* Work instructions:
For this exercise, copy each line of the records that contains the word "reading".

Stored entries
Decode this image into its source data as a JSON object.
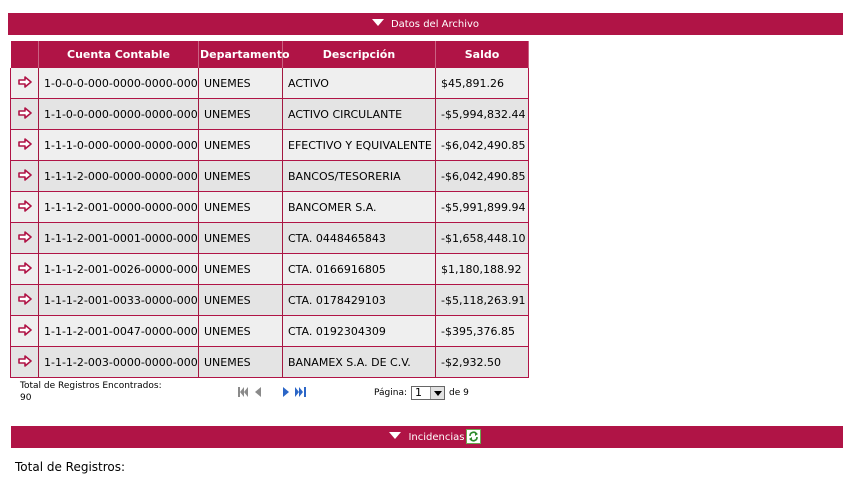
{
  "header_bar": {
    "title": "Datos del Archivo"
  },
  "table": {
    "columns": [
      "",
      "Cuenta Contable",
      "Departamento",
      "Descripción",
      "Saldo"
    ],
    "rows": [
      {
        "cuenta": "1-0-0-0-000-0000-0000-000",
        "depto": "UNEMES",
        "desc": "ACTIVO",
        "saldo": "$45,891.26"
      },
      {
        "cuenta": "1-1-0-0-000-0000-0000-000",
        "depto": "UNEMES",
        "desc": "ACTIVO CIRCULANTE",
        "saldo": "-$5,994,832.44"
      },
      {
        "cuenta": "1-1-1-0-000-0000-0000-000",
        "depto": "UNEMES",
        "desc": "EFECTIVO Y EQUIVALENTE",
        "saldo": "-$6,042,490.85"
      },
      {
        "cuenta": "1-1-1-2-000-0000-0000-000",
        "depto": "UNEMES",
        "desc": "BANCOS/TESORERIA",
        "saldo": "-$6,042,490.85"
      },
      {
        "cuenta": "1-1-1-2-001-0000-0000-000",
        "depto": "UNEMES",
        "desc": "BANCOMER S.A.",
        "saldo": "-$5,991,899.94"
      },
      {
        "cuenta": "1-1-1-2-001-0001-0000-000",
        "depto": "UNEMES",
        "desc": "CTA. 0448465843",
        "saldo": "-$1,658,448.10"
      },
      {
        "cuenta": "1-1-1-2-001-0026-0000-000",
        "depto": "UNEMES",
        "desc": "CTA. 0166916805",
        "saldo": "$1,180,188.92"
      },
      {
        "cuenta": "1-1-1-2-001-0033-0000-000",
        "depto": "UNEMES",
        "desc": "CTA. 0178429103",
        "saldo": "-$5,118,263.91"
      },
      {
        "cuenta": "1-1-1-2-001-0047-0000-000",
        "depto": "UNEMES",
        "desc": "CTA. 0192304309",
        "saldo": "-$395,376.85"
      },
      {
        "cuenta": "1-1-1-2-003-0000-0000-000",
        "depto": "UNEMES",
        "desc": "BANAMEX S.A. DE C.V.",
        "saldo": "-$2,932.50"
      }
    ]
  },
  "footer": {
    "total_label": "Total de Registros Encontrados:",
    "total_value": "90",
    "page_label": "Página:",
    "page_value": "1",
    "page_of": "de 9"
  },
  "incidencias_bar": {
    "title": "Incidencias"
  },
  "records_label": "Total de Registros:",
  "colors": {
    "accent": "#b01446"
  },
  "icons": [
    "arrow-right-icon",
    "first-page-icon",
    "prev-page-icon",
    "next-page-icon",
    "last-page-icon",
    "refresh-icon",
    "chevron-down-icon"
  ]
}
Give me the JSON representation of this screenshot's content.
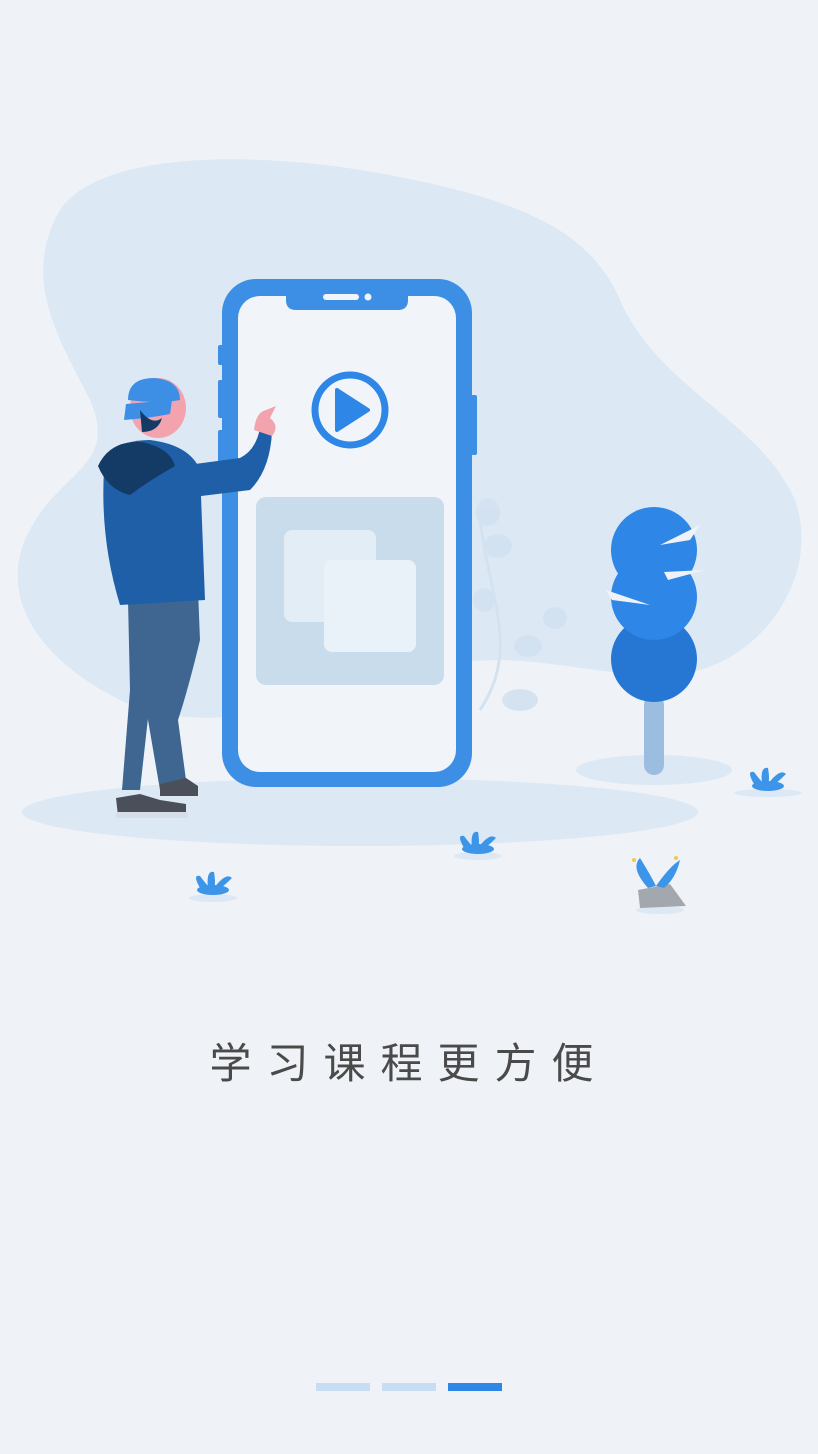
{
  "onboarding": {
    "slogan": "学习课程更方便",
    "current_page": 3,
    "total_pages": 3
  },
  "colors": {
    "background": "#eff3f7",
    "accent": "#2e86e6",
    "indicator_inactive": "#c8dcf3"
  },
  "icons": [
    "play-icon",
    "plant-icon",
    "tree-icon"
  ]
}
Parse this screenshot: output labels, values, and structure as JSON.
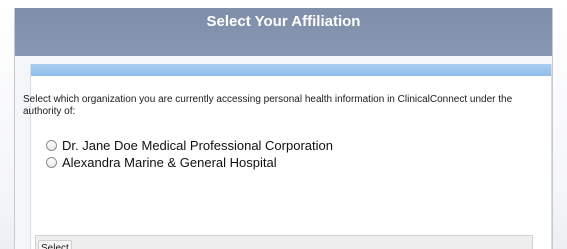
{
  "header": {
    "title": "Select Your Affiliation"
  },
  "form": {
    "instructions": "Select which organization you are currently accessing personal health information in ClinicalConnect under the authority of:",
    "options": [
      {
        "label": "Dr. Jane Doe Medical Professional Corporation",
        "selected": false
      },
      {
        "label": "Alexandra Marine & General Hospital",
        "selected": false
      }
    ],
    "select_label": "Select"
  }
}
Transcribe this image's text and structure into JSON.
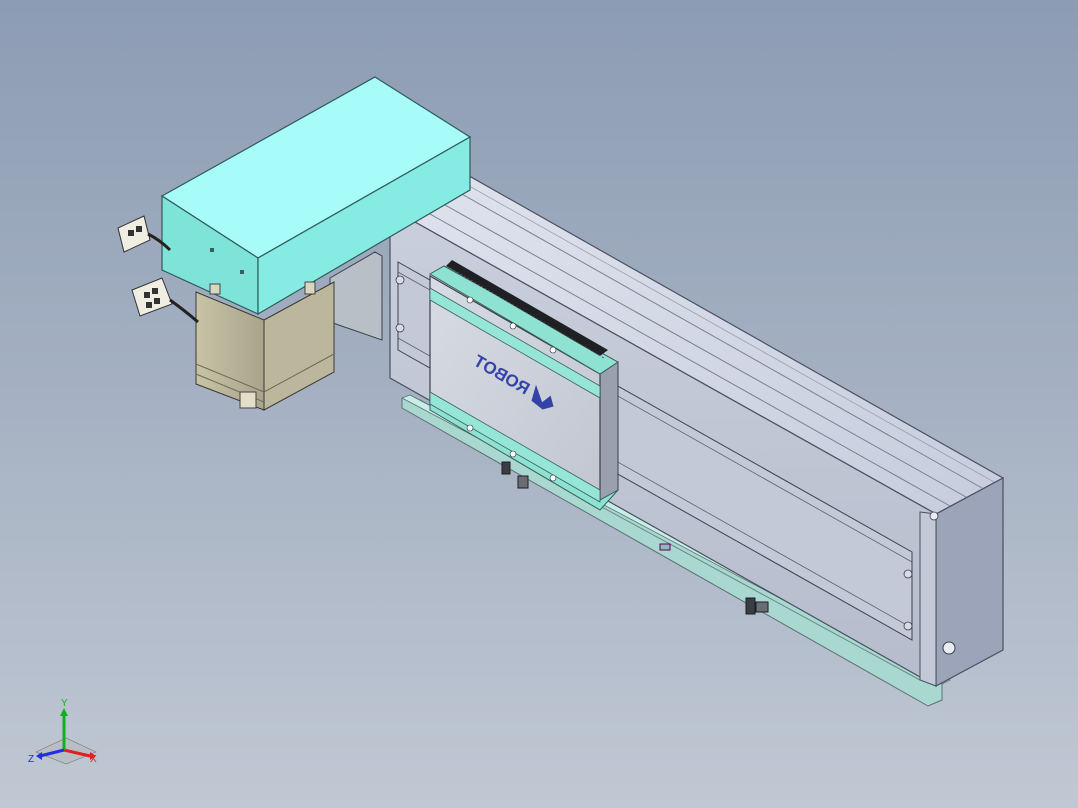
{
  "model": {
    "logo_text": "ROBOT",
    "logo_mark": "robot-arm-logo-icon"
  },
  "triad": {
    "x_label": "X",
    "y_label": "Y",
    "z_label": "Z"
  },
  "colors": {
    "background_top": "#8c9cb4",
    "background_bottom": "#c0c8d3",
    "motor_cover": "#8ff2ee",
    "rail_body": "#c4cad9",
    "carriage": "#c9ced8",
    "accent_strip": "#8ee2d2",
    "logo": "#3543a8",
    "axis_x": "#e02020",
    "axis_y": "#10b020",
    "axis_z": "#2030e0"
  }
}
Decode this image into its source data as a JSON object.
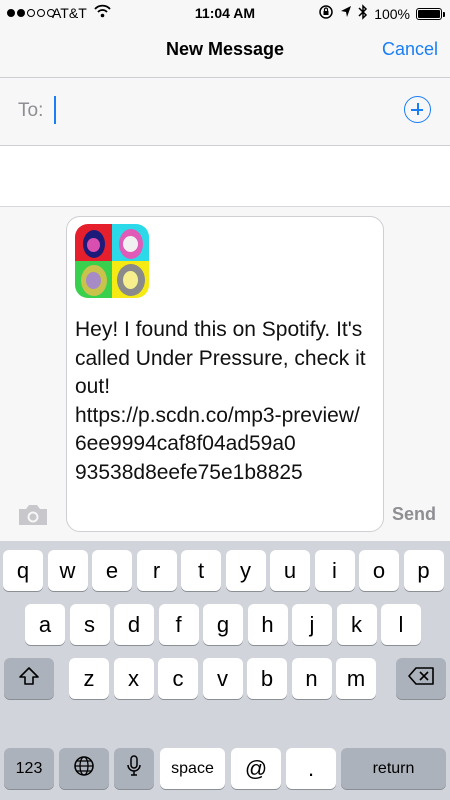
{
  "status_bar": {
    "carrier": "AT&T",
    "time": "11:04 AM",
    "battery": "100%",
    "battery_level": 1.0,
    "signal_bars": 2
  },
  "nav": {
    "title": "New Message",
    "cancel_label": "Cancel"
  },
  "recipient": {
    "label": "To:",
    "value": "",
    "add_icon": "plus-circle-icon"
  },
  "composer": {
    "camera_icon": "camera-icon",
    "attachment": "album-art-thumbnail",
    "message_text": "Hey! I found this on Spotify. It's called Under Pressure, check it out!\nhttps://p.scdn.co/mp3-preview/\n6ee9994caf8f04ad59a0\n93538d8eefe75e1b8825",
    "send_label": "Send"
  },
  "keyboard": {
    "row1": [
      "q",
      "w",
      "e",
      "r",
      "t",
      "y",
      "u",
      "i",
      "o",
      "p"
    ],
    "row2": [
      "a",
      "s",
      "d",
      "f",
      "g",
      "h",
      "j",
      "k",
      "l"
    ],
    "row3": [
      "z",
      "x",
      "c",
      "v",
      "b",
      "n",
      "m"
    ],
    "shift_icon": "shift-icon",
    "delete_icon": "delete-icon",
    "numbers_label": "123",
    "globe_icon": "globe-icon",
    "mic_icon": "microphone-icon",
    "space_label": "space",
    "at_label": "@",
    "dot_label": ".",
    "return_label": "return"
  },
  "colors": {
    "accent": "#1a7ef5",
    "keyboard_bg": "#d1d4da",
    "function_key": "#acb2bc"
  }
}
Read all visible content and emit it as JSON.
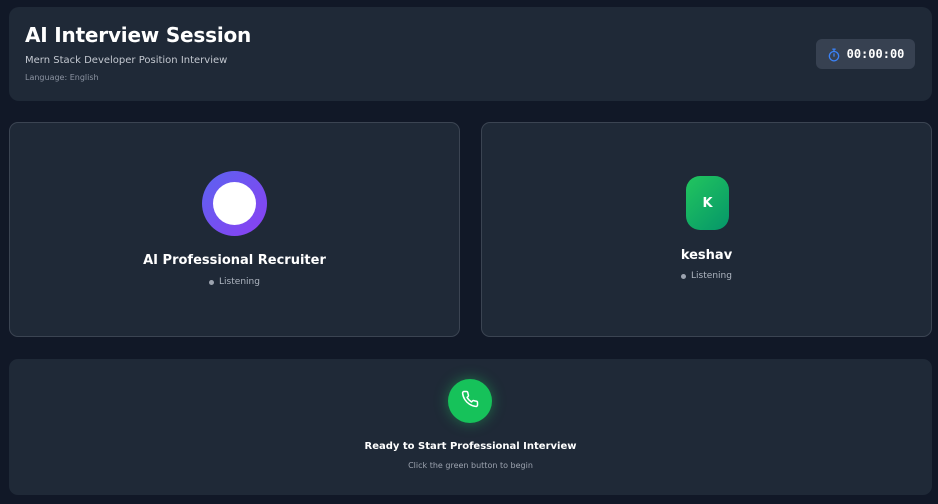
{
  "header": {
    "title": "AI Interview Session",
    "subtitle": "Mern Stack Developer Position Interview",
    "language": "Language: English",
    "timer": "00:00:00",
    "timer_icon": "stopwatch-icon",
    "accent_color": "#3b82f6"
  },
  "ai_participant": {
    "name": "AI Professional Recruiter",
    "status": "Listening"
  },
  "user_participant": {
    "initial": "K",
    "name": "keshav",
    "status": "Listening"
  },
  "controls": {
    "call_icon": "phone-icon",
    "call_button_color": "#16c25a",
    "ready_text": "Ready to Start Professional Interview",
    "hint_text": "Click the green button to begin"
  }
}
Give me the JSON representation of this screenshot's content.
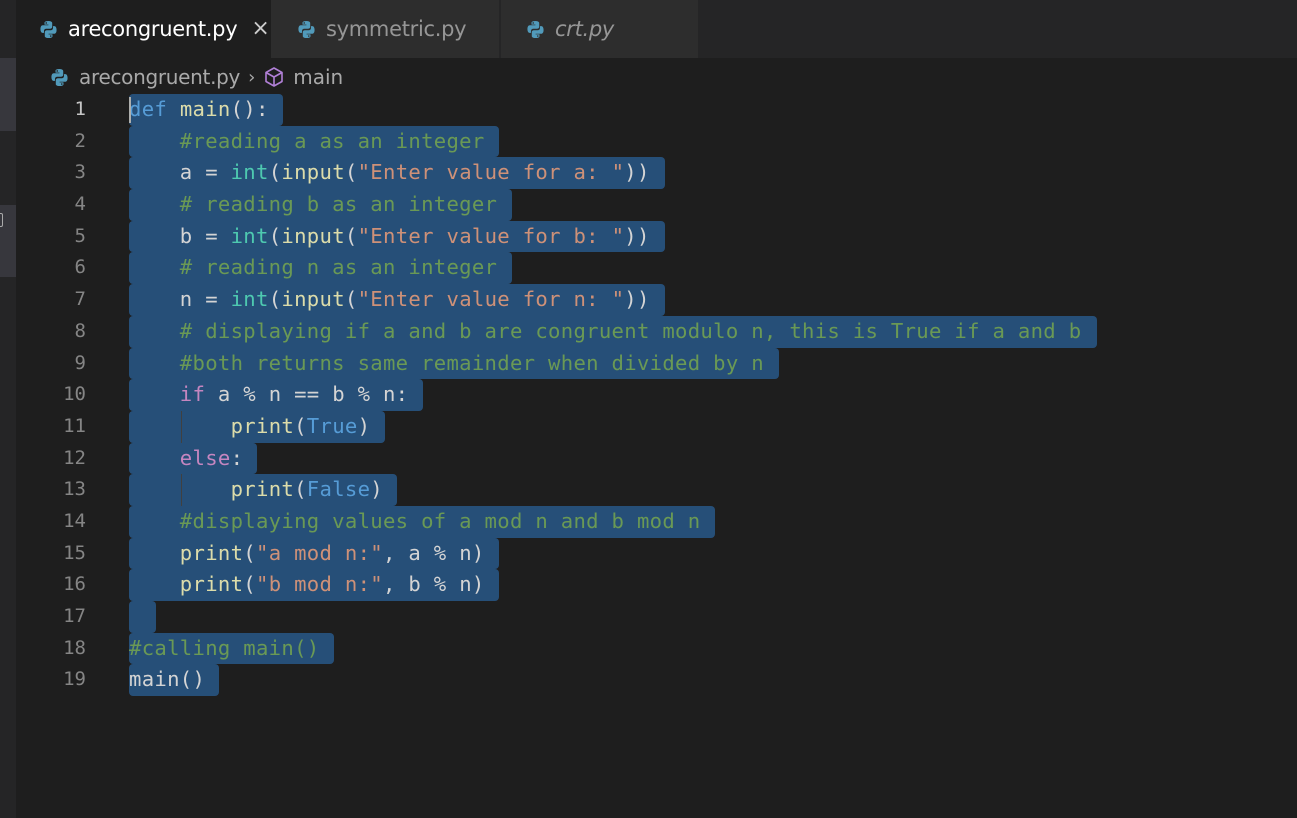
{
  "tabs": [
    {
      "label": "arecongruent.py",
      "active": true,
      "icon": "python-icon",
      "close": "×"
    },
    {
      "label": "symmetric.py",
      "active": false,
      "icon": "python-icon"
    },
    {
      "label": "crt.py",
      "active": false,
      "preview": true,
      "icon": "python-icon"
    }
  ],
  "breadcrumb": {
    "file": "arecongruent.py",
    "separator": "›",
    "symbol": "main",
    "symbol_icon": "cube-icon"
  },
  "editor": {
    "language": "python",
    "selection_color": "#264f78",
    "current_line": 1,
    "lines": [
      {
        "n": "1",
        "tokens": [
          [
            "kw",
            "def"
          ],
          [
            "plain",
            " "
          ],
          [
            "fn",
            "main"
          ],
          [
            "plain",
            "():"
          ]
        ]
      },
      {
        "n": "2",
        "tokens": [
          [
            "plain",
            "    "
          ],
          [
            "cmt",
            "#reading a as an integer"
          ]
        ]
      },
      {
        "n": "3",
        "tokens": [
          [
            "plain",
            "    a = "
          ],
          [
            "cls",
            "int"
          ],
          [
            "plain",
            "("
          ],
          [
            "fn",
            "input"
          ],
          [
            "plain",
            "("
          ],
          [
            "str",
            "\"Enter value for a: \""
          ],
          [
            "plain",
            "))"
          ]
        ]
      },
      {
        "n": "4",
        "tokens": [
          [
            "plain",
            "    "
          ],
          [
            "cmt",
            "# reading b as an integer"
          ]
        ]
      },
      {
        "n": "5",
        "tokens": [
          [
            "plain",
            "    b = "
          ],
          [
            "cls",
            "int"
          ],
          [
            "plain",
            "("
          ],
          [
            "fn",
            "input"
          ],
          [
            "plain",
            "("
          ],
          [
            "str",
            "\"Enter value for b: \""
          ],
          [
            "plain",
            "))"
          ]
        ]
      },
      {
        "n": "6",
        "tokens": [
          [
            "plain",
            "    "
          ],
          [
            "cmt",
            "# reading n as an integer"
          ]
        ]
      },
      {
        "n": "7",
        "tokens": [
          [
            "plain",
            "    n = "
          ],
          [
            "cls",
            "int"
          ],
          [
            "plain",
            "("
          ],
          [
            "fn",
            "input"
          ],
          [
            "plain",
            "("
          ],
          [
            "str",
            "\"Enter value for n: \""
          ],
          [
            "plain",
            "))"
          ]
        ]
      },
      {
        "n": "8",
        "tokens": [
          [
            "plain",
            "    "
          ],
          [
            "cmt",
            "# displaying if a and b are congruent modulo n, this is True if a and b"
          ]
        ]
      },
      {
        "n": "9",
        "tokens": [
          [
            "plain",
            "    "
          ],
          [
            "cmt",
            "#both returns same remainder when divided by n"
          ]
        ]
      },
      {
        "n": "10",
        "tokens": [
          [
            "plain",
            "    "
          ],
          [
            "ctl",
            "if"
          ],
          [
            "plain",
            " a % n == b % n:"
          ]
        ]
      },
      {
        "n": "11",
        "tokens": [
          [
            "plain",
            "        "
          ],
          [
            "fn",
            "print"
          ],
          [
            "plain",
            "("
          ],
          [
            "kw",
            "True"
          ],
          [
            "plain",
            ")"
          ]
        ]
      },
      {
        "n": "12",
        "tokens": [
          [
            "plain",
            "    "
          ],
          [
            "ctl",
            "else"
          ],
          [
            "plain",
            ":"
          ]
        ]
      },
      {
        "n": "13",
        "tokens": [
          [
            "plain",
            "        "
          ],
          [
            "fn",
            "print"
          ],
          [
            "plain",
            "("
          ],
          [
            "kw",
            "False"
          ],
          [
            "plain",
            ")"
          ]
        ]
      },
      {
        "n": "14",
        "tokens": [
          [
            "plain",
            "    "
          ],
          [
            "cmt",
            "#displaying values of a mod n and b mod n"
          ]
        ]
      },
      {
        "n": "15",
        "tokens": [
          [
            "plain",
            "    "
          ],
          [
            "fn",
            "print"
          ],
          [
            "plain",
            "("
          ],
          [
            "str",
            "\"a mod n:\""
          ],
          [
            "plain",
            ", a % n)"
          ]
        ]
      },
      {
        "n": "16",
        "tokens": [
          [
            "plain",
            "    "
          ],
          [
            "fn",
            "print"
          ],
          [
            "plain",
            "("
          ],
          [
            "str",
            "\"b mod n:\""
          ],
          [
            "plain",
            ", b % n)"
          ]
        ]
      },
      {
        "n": "17",
        "tokens": [
          [
            "plain",
            " "
          ]
        ]
      },
      {
        "n": "18",
        "tokens": [
          [
            "cmt",
            "#calling main()"
          ]
        ]
      },
      {
        "n": "19",
        "tokens": [
          [
            "plain",
            "main()"
          ]
        ]
      }
    ]
  }
}
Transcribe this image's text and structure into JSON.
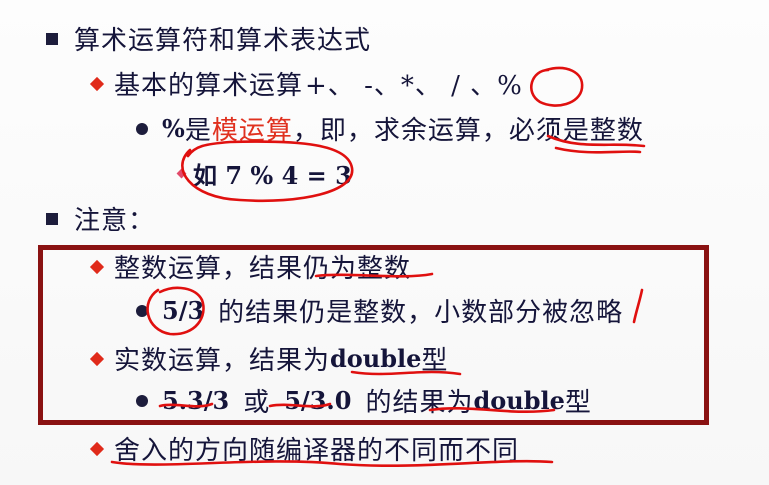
{
  "slide": {
    "heading1": "算术运算符和算术表达式",
    "item1": {
      "label": "基本的算术运算",
      "ops": "+、 -、*、 / 、%"
    },
    "item1_sub": {
      "pct": "%",
      "is": " 是",
      "mod": "模运算",
      "rest": "，即，求余运算，必须是整数"
    },
    "item1_example": "如 7 % 4 = 3",
    "heading2": "注意：",
    "note1": "整数运算，结果仍为整数",
    "note1_sub_value": "5/3",
    "note1_sub_rest": "的结果仍是整数，小数部分被忽略",
    "note2_prefix": "实数运算，结果为",
    "note2_type": "double",
    "note2_suffix": "型",
    "note2_sub_a": "5.3/3",
    "note2_sub_or": "或",
    "note2_sub_b": "5/3.0",
    "note2_sub_rest": "的结果为",
    "note2_sub_type": "double",
    "note2_sub_suffix": "型",
    "note3": "舍入的方向随编译器的不同而不同"
  },
  "annotations": {
    "box_color": "#8a1212",
    "ink_color": "#e0100f",
    "handwritten_mark": "1"
  }
}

* Response to this exercise:
            "#reading a as an integer"
            "# reading b as an integer"
            "# reading n as an integer"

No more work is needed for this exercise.